■ Work instruction: Each record needs to be echoed exactly; can you do that?

■ Page and application data records:
━━━━━━━━━━━━━━━━━━━━
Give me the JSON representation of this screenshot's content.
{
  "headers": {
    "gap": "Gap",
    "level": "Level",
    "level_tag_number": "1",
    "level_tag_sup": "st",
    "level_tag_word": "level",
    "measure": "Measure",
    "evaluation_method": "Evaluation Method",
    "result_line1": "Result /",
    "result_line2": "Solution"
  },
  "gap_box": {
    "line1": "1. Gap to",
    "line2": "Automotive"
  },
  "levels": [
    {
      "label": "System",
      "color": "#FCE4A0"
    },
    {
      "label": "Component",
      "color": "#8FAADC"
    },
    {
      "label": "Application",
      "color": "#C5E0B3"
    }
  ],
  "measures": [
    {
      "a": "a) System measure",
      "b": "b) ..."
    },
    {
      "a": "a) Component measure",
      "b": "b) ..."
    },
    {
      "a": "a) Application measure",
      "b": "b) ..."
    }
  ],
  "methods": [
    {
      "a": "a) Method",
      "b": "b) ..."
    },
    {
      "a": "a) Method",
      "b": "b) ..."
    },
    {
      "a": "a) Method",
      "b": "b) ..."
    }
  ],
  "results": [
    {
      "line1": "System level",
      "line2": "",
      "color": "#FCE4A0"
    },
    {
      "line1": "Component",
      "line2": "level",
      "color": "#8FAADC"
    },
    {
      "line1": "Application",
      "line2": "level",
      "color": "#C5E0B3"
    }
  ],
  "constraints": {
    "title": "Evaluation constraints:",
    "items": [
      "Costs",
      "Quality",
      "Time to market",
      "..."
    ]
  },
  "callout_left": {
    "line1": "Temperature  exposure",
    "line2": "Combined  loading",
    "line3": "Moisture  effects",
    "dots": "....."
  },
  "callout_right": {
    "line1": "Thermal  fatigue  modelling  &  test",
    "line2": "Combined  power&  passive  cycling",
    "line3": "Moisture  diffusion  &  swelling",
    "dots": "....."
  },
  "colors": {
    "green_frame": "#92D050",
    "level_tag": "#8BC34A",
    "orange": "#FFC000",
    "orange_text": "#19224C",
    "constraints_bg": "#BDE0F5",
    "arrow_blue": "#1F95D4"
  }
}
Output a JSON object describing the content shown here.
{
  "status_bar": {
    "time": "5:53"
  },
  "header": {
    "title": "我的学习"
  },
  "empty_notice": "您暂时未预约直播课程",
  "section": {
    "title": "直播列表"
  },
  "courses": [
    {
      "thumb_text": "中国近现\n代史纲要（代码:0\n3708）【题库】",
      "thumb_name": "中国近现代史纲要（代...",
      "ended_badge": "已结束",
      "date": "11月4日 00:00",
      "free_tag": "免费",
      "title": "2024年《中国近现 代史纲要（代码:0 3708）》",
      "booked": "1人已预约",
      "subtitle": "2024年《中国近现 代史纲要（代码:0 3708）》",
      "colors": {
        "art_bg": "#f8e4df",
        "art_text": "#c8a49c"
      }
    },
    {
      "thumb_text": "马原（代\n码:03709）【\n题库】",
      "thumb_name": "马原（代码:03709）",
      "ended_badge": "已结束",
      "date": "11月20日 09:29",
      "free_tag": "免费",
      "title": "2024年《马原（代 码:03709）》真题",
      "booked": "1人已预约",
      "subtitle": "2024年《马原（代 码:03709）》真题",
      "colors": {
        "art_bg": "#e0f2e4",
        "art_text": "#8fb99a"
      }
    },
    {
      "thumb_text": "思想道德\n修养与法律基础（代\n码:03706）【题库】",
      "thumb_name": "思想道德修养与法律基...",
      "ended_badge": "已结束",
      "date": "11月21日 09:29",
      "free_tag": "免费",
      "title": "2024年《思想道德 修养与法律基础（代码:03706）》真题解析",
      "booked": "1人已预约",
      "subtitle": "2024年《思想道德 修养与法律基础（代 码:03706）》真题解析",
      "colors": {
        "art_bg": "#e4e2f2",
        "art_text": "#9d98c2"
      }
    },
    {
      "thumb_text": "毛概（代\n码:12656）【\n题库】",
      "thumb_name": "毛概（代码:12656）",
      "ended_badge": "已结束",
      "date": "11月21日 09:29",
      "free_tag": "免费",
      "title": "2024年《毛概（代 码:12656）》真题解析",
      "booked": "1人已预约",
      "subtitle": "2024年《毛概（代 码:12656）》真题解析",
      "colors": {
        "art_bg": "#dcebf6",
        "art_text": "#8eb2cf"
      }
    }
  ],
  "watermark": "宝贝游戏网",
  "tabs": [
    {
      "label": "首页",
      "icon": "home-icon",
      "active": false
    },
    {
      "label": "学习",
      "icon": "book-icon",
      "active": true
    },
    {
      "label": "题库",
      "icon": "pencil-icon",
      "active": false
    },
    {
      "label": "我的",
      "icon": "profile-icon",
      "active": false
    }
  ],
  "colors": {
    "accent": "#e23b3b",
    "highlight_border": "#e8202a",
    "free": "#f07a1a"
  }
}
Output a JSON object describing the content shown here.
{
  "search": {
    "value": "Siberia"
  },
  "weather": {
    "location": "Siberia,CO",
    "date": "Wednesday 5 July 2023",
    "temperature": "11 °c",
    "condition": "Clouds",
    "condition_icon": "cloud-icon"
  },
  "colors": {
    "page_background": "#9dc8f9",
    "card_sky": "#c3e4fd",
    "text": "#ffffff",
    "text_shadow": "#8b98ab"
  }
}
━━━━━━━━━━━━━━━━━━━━
■ Result of this exercise:
Give me the JSON representation of this screenshot's content.
{
  "headers": {
    "gap": "Gap",
    "level": "Level",
    "level_tag_number": "1",
    "level_tag_sup": "st",
    "level_tag_word": "level",
    "measure": "Measure",
    "evaluation_method": "Evaluation Method",
    "result_line1": "Result /",
    "result_line2": "Solution"
  },
  "gap_box": {
    "line1": "1. Gap to",
    "line2": "Automotive"
  },
  "levels": [
    {
      "label": "System",
      "color": "#FCE4A0"
    },
    {
      "label": "Component",
      "color": "#8FAADC"
    },
    {
      "label": "Application",
      "color": "#C5E0B3"
    }
  ],
  "measures": [
    {
      "a": "a) System measure",
      "b": "b) ..."
    },
    {
      "a": "a) Component measure",
      "b": "b) ..."
    },
    {
      "a": "a) Application measure",
      "b": "b) ..."
    }
  ],
  "methods": [
    {
      "a": "a) Method",
      "b": "b) ..."
    },
    {
      "a": "a) Method",
      "b": "b) ..."
    },
    {
      "a": "a) Method",
      "b": "b) ..."
    }
  ],
  "results": [
    {
      "line1": "System level",
      "line2": "",
      "color": "#FCE4A0"
    },
    {
      "line1": "Component",
      "line2": "level",
      "color": "#8FAADC"
    },
    {
      "line1": "Application",
      "line2": "level",
      "color": "#C5E0B3"
    }
  ],
  "constraints": {
    "title": "Evaluation constraints:",
    "items": [
      "Costs",
      "Quality",
      "Time to market",
      "..."
    ]
  },
  "callout_left": {
    "line1": "Temperature  exposure",
    "line2": "Combined  loading",
    "line3": "Moisture  effects",
    "dots": "....."
  },
  "callout_right": {
    "line1": "Thermal  fatigue  modelling  &  test",
    "line2": "Combined  power&  passive  cycling",
    "line3": "Moisture  diffusion  &  swelling",
    "dots": "....."
  },
  "colors": {
    "green_frame": "#92D050",
    "level_tag": "#8BC34A",
    "orange": "#FFC000",
    "orange_text": "#19224C",
    "constraints_bg": "#BDE0F5",
    "arrow_blue": "#1F95D4"
  }
}
Output a JSON object describing the content shown here.
{
  "status_bar": {
    "time": "5:53"
  },
  "header": {
    "title": "我的学习"
  },
  "empty_notice": "您暂时未预约直播课程",
  "section": {
    "title": "直播列表"
  },
  "courses": [
    {
      "thumb_text": "中国近现\n代史纲要（代码:0\n3708）【题库】",
      "thumb_name": "中国近现代史纲要（代...",
      "ended_badge": "已结束",
      "date": "11月4日 00:00",
      "free_tag": "免费",
      "title": "2024年《中国近现 代史纲要（代码:0 3708）》",
      "booked": "1人已预约",
      "subtitle": "2024年《中国近现 代史纲要（代码:0 3708）》",
      "colors": {
        "art_bg": "#f8e4df",
        "art_text": "#c8a49c"
      }
    },
    {
      "thumb_text": "马原（代\n码:03709）【\n题库】",
      "thumb_name": "马原（代码:03709）",
      "ended_badge": "已结束",
      "date": "11月20日 09:29",
      "free_tag": "免费",
      "title": "2024年《马原（代 码:03709）》真题",
      "booked": "1人已预约",
      "subtitle": "2024年《马原（代 码:03709）》真题",
      "colors": {
        "art_bg": "#e0f2e4",
        "art_text": "#8fb99a"
      }
    },
    {
      "thumb_text": "思想道德\n修养与法律基础（代\n码:03706）【题库】",
      "thumb_name": "思想道德修养与法律基...",
      "ended_badge": "已结束",
      "date": "11月21日 09:29",
      "free_tag": "免费",
      "title": "2024年《思想道德 修养与法律基础（代码:03706）》真题解析",
      "booked": "1人已预约",
      "subtitle": "2024年《思想道德 修养与法律基础（代 码:03706）》真题解析",
      "colors": {
        "art_bg": "#e4e2f2",
        "art_text": "#9d98c2"
      }
    },
    {
      "thumb_text": "毛概（代\n码:12656）【\n题库】",
      "thumb_name": "毛概（代码:12656）",
      "ended_badge": "已结束",
      "date": "11月21日 09:29",
      "free_tag": "免费",
      "title": "2024年《毛概（代 码:12656）》真题解析",
      "booked": "1人已预约",
      "subtitle": "2024年《毛概（代 码:12656）》真题解析",
      "colors": {
        "art_bg": "#dcebf6",
        "art_text": "#8eb2cf"
      }
    }
  ],
  "watermark": "宝贝游戏网",
  "tabs": [
    {
      "label": "首页",
      "icon": "home-icon",
      "active": false
    },
    {
      "label": "学习",
      "icon": "book-icon",
      "active": true
    },
    {
      "label": "题库",
      "icon": "pencil-icon",
      "active": false
    },
    {
      "label": "我的",
      "icon": "profile-icon",
      "active": false
    }
  ],
  "colors": {
    "accent": "#e23b3b",
    "highlight_border": "#e8202a",
    "free": "#f07a1a"
  }
}
Output a JSON object describing the content shown here.
{
  "search": {
    "value": "Siberia"
  },
  "weather": {
    "location": "Siberia,CO",
    "date": "Wednesday 5 July 2023",
    "temperature": "11 °c",
    "condition": "Clouds",
    "condition_icon": "cloud-icon"
  },
  "colors": {
    "page_background": "#9dc8f9",
    "card_sky": "#c3e4fd",
    "text": "#ffffff",
    "text_shadow": "#8b98ab"
  }
}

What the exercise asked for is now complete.